Also check out this panel discussion on the Semantic Web at the Web 2.0 summit titled ‘The Semantic Edge’ with demo’s (although you can’t see them…) of Radar Networks (Twine), Powerset and Metaweb (Freebase).
Metaweb kicks of with a demo of Freebase. It’s about opening up the silo’s of data. And creating interconnections between them. We want to be able to operate over multiple systems. Freebase is a database with all kinds of data in it with an api that can be used to for lots of different applications. The data is put in their socially, shared, and is corrected socially. This data is open and can be used for whatever application you can come up with.
Powerset is a search engine based on natural language technology.
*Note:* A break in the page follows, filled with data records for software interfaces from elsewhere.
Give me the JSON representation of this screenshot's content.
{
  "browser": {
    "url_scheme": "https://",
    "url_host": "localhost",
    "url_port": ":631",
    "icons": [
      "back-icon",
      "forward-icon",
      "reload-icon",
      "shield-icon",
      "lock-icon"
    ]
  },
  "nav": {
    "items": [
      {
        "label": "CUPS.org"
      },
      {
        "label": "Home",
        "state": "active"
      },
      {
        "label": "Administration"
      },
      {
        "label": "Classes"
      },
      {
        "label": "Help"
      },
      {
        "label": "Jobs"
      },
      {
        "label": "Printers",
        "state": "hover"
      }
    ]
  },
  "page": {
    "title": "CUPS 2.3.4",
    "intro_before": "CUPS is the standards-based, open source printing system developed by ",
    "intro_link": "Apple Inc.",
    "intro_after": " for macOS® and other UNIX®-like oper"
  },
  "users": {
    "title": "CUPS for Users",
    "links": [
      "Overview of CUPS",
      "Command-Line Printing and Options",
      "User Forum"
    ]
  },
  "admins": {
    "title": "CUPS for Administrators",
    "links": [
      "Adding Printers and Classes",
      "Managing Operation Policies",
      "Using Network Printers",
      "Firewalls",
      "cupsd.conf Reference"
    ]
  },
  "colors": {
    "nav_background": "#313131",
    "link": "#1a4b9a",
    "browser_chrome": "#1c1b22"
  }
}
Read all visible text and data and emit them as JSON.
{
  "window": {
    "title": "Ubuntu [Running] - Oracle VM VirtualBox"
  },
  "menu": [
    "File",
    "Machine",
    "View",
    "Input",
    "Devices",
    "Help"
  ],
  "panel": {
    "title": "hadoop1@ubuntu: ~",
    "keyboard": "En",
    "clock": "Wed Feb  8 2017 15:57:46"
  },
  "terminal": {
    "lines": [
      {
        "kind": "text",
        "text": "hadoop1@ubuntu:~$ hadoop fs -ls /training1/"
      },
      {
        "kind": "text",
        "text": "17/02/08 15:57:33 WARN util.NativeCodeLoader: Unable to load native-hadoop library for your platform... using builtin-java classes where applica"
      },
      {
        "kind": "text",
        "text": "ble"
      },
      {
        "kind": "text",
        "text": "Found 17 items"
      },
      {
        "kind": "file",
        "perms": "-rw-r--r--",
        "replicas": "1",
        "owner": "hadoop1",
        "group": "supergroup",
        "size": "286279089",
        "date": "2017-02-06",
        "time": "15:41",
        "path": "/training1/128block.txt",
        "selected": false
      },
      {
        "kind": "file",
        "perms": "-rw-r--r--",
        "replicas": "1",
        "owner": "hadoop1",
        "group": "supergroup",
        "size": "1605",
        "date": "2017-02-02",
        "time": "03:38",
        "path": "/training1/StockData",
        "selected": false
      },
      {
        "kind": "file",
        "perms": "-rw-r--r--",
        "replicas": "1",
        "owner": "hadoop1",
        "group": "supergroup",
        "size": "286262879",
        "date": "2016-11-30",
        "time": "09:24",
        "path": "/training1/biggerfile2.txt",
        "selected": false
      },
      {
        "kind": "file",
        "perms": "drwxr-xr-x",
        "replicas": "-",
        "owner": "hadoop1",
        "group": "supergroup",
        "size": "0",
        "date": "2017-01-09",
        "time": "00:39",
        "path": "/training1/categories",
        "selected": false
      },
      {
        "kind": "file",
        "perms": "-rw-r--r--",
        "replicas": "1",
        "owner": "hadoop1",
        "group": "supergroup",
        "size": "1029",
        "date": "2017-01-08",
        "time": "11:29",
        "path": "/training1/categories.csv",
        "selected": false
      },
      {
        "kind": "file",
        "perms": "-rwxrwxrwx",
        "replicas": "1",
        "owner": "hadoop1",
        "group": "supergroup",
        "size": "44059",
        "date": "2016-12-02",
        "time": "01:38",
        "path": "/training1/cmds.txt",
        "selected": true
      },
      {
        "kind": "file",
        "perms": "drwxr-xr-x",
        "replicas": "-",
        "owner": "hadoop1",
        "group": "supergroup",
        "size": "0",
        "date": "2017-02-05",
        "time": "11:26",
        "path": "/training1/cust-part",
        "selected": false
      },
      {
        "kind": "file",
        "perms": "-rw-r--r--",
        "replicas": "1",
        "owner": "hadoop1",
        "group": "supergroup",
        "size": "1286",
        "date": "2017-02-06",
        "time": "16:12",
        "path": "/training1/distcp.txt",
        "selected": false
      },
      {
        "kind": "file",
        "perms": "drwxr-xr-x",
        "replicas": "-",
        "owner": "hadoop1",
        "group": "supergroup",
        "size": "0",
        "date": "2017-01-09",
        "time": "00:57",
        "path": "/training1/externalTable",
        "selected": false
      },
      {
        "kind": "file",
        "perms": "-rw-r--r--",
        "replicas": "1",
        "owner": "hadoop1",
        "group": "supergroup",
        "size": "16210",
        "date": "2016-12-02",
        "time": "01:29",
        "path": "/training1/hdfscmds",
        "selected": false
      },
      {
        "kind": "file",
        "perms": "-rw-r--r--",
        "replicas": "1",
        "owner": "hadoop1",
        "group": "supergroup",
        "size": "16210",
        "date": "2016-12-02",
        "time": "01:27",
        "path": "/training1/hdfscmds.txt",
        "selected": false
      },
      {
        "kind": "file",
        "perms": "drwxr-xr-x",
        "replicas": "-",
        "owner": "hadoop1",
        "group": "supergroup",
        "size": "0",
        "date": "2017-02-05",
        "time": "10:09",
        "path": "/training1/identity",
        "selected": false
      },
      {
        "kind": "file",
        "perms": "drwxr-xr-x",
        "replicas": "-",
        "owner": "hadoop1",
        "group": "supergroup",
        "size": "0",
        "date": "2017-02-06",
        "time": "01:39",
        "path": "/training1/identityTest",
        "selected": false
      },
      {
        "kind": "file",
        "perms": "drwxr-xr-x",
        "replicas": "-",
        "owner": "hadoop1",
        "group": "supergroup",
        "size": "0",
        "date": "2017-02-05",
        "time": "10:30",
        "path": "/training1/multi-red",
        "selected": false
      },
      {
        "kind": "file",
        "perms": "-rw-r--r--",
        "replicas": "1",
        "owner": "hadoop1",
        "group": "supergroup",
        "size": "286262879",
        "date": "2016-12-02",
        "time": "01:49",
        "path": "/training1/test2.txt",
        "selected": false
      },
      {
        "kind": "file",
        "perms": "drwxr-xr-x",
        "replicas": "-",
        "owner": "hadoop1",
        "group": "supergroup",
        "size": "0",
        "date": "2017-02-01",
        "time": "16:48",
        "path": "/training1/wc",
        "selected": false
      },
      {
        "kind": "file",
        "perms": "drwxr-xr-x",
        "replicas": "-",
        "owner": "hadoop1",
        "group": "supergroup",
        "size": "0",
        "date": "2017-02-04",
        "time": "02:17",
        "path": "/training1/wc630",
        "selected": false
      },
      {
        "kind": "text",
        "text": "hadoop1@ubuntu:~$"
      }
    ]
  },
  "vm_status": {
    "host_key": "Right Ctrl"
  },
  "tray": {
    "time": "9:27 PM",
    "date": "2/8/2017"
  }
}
This technology has only become possible in the last few years. Both technologically and computationally. Powerset uses Freebase, they imported it. The more knowledge there is the better the system gets. They’re building on the fact that information and data is becoming ever more connected.
The Radar Network’s presented Twine. We have a problem with information, managing information. This can result in information overload. But even if you don’t experience this, it’s hard to manage your information that spread out all over the place. Twine is built by 27 people.
Twine is about knowledge networking. As you work in Twine, it learns, it builds a profile of the user and your relations. It results in a unified view of your information.
When you put (you can drag-and-drop) information in it analyzes it and adds semantic tags too it. This data can also be exported in RDF format. When you add a URL is goes an mines that site and looks for new inferences.
You can share your Twined information with others (friends, teams, groups, etc.).
When you search using Twine, you can use the semantic tags. It’s a new kind of social social search. It’s based on your information, your data, your social contacts, your interests, etc.
In the discussion a remark was made by Metaweb saying ‘Semantic Web’ stands for something in the past that was tried (standards etc), but failed. What’s happening now is new.
Tim O’Reilly sees them all as ‘platform players’, offering reusable semantically annotated data. O’Reilly asked a good question: where does the one end and the other begin? We didn’t get a real answer to that question.
So what is this new movement all about? Spivack says: “It’s the wisdom of crowds and the wisdoms of computers working together.”
ReadWriteWeb also blogged this session here.